"It's like touching a pen to a piece of filter paper," explains Gary Beecher, director of the Nutrient Composition Lab, who uses liquid chromatography to test beta-carotene, one of several hundred vitamers of vitamin A. "If you would take a pen and make a spot on a piece of paper, then put a drop of methanol or ethanol on that spot, the color would start to move outward and it would make four different rings of color, representing four different components in the ink."

A similar separation occurs within the column of the liquid or gas chromatograph, and the pattern of the slight differences between the vitamers is recorded as a pattern of electrical signals by a microcomputer attached to the end of the column. Vanderslice's raw data appear as chromatograms: computer-printed graphs of peaks and dips, each peak indicating the relative amount of vitamer present in the food sample being tested.

"The biggest job is getting the vitamin away from the complex matrix that we call foods," says Vanderslice. "B-6 is often bound to proteins. The easiest foods we have tested were muscle tissue from meats , but the tougher problems were manufactured foods, because they actually put in binders to hold things together."

Vanderslice has compared the forms of vitamin B-6 found in foods naturally with those found in processed or manufactured foods. He compared human breast milk with baby formulas, for example, and found that despite the manufacturers' efforts to fortify formulas with B-6, "the form of B-6 that you find in mother's milk is completely different from the form found in formulas."

More information than ever before is available about the value of foods. "We're in a very interesting period in our society," says Beecher, just back from a National Nutritional Data Bank Conference in Minneapolis. "It's the beginning of the information age. This is kind of mind boggling for many scientists, and it's important that we keep track of the quality of the information that we generate. The scientists that are studying metabolic changes as a result of changing the diet need to have a very accurate, very precise measurement of what the person is eating. They need to know not only the concentration of B-6 but also the forms of the vitamins.

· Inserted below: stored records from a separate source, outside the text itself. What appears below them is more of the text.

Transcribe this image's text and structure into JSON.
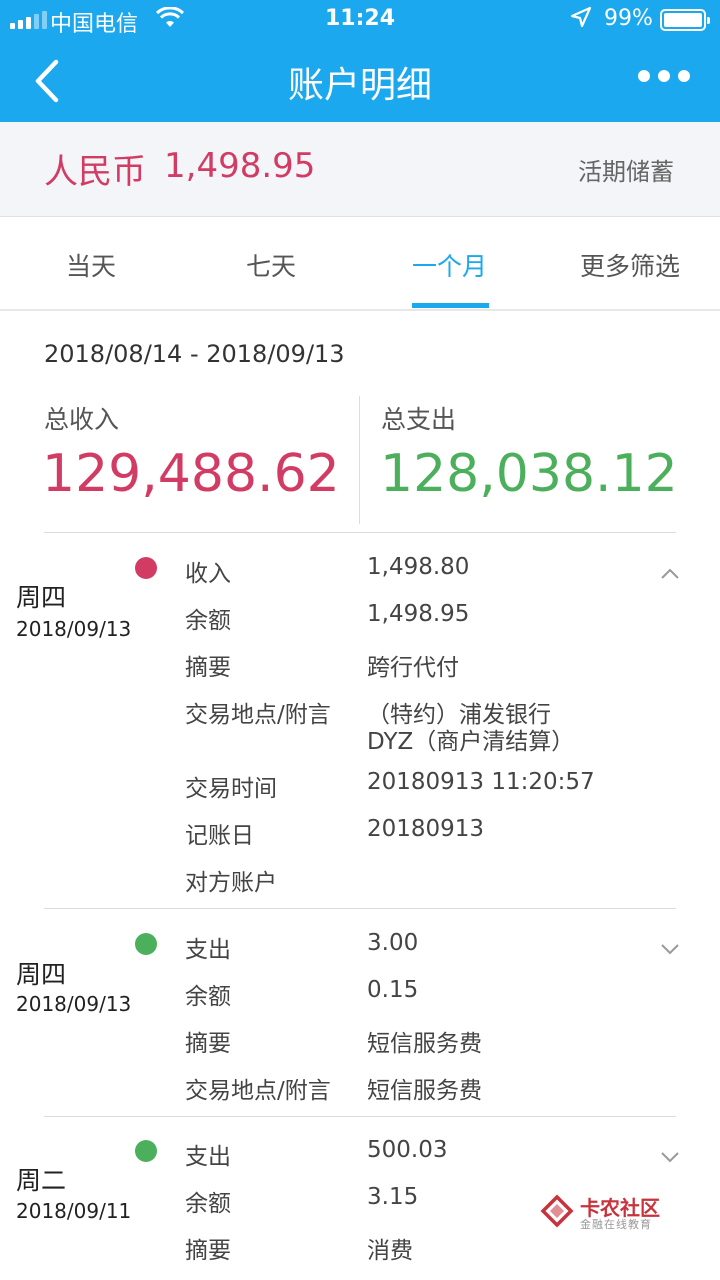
{
  "status_bar": {
    "carrier": "中国电信",
    "time": "11:24",
    "battery": "99%"
  },
  "nav": {
    "title": "账户明细"
  },
  "account": {
    "currency": "人民币",
    "balance": "1,498.95",
    "type": "活期储蓄"
  },
  "tabs": [
    "当天",
    "七天",
    "一个月",
    "更多筛选"
  ],
  "active_tab": "一个月",
  "summary": {
    "date_range": "2018/08/14 - 2018/09/13",
    "income_label": "总收入",
    "income": "129,488.62",
    "expense_label": "总支出",
    "expense": "128,038.12"
  },
  "transactions": [
    {
      "weekday": "周四",
      "date": "2018/09/13",
      "type": "收入",
      "amount": "1,498.80",
      "rows": [
        {
          "label": "余额",
          "value": "1,498.95"
        },
        {
          "label": "摘要",
          "value": "跨行代付"
        },
        {
          "label": "交易地点/附言",
          "value": "（特约）浦发银行",
          "value2": "DYZ（商户清结算）"
        },
        {
          "label": "交易时间",
          "value": "20180913 11:20:57"
        },
        {
          "label": "记账日",
          "value": "20180913"
        },
        {
          "label": "对方账户",
          "value": ""
        }
      ]
    },
    {
      "weekday": "周四",
      "date": "2018/09/13",
      "type": "支出",
      "amount": "3.00",
      "rows": [
        {
          "label": "余额",
          "value": "0.15"
        },
        {
          "label": "摘要",
          "value": "短信服务费"
        },
        {
          "label": "交易地点/附言",
          "value": "短信服务费"
        }
      ]
    },
    {
      "weekday": "周二",
      "date": "2018/09/11",
      "type": "支出",
      "amount": "500.03",
      "rows": [
        {
          "label": "余额",
          "value": "3.15"
        },
        {
          "label": "摘要",
          "value": "消费"
        }
      ]
    }
  ],
  "watermark": {
    "name": "卡农社区",
    "tagline": "金融在线教育"
  },
  "colors": {
    "brand": "#1ba8ef",
    "income": "#d23c64",
    "expense": "#4caf5c"
  }
}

"I think what we're seeing is a change in the orientation of nutrition in this country. Up until some years ago, we were concerned primarily with deficiency--providing enough nutrients in the diet to prevent deficiency diseases. There are still some pockets of deficiency diseases in the United States, but by and large the philosophy has changed to providing nutrients for optimal human nutrition--that is, enough nutrients for the body so that over the long run it can run at its optimal level, able to resist disease and infection, able to adapt to stress.

"We know that nutrition has made an important difference in the area of cardiovascular disease. We have a pretty good idea that lowering fat and reducing cholesterol levels helps in maintaining cardiovascular health in the human population. I think we have good reason to expect the same results in cancer. We're not going to cure it, but we can prevent it," says Beecher.

And, even if the reasons are not yet understood, it's the tiny amounts of zinc, chromium, selenium, beta-carotene and other elements that seem to make a difference, though not in themselves. Taking zinc or selenium tablets does not replicate the effect of ingesting these elements along with other food components in a balanced diet. An excess of the so-called ultra-trace minerals can be as harmful as a deficiency, according to the experts. Synthetic vitamins may not include the same vitamers as a natural source, and good nutrition, they say, depends upon nutrient bio-availability.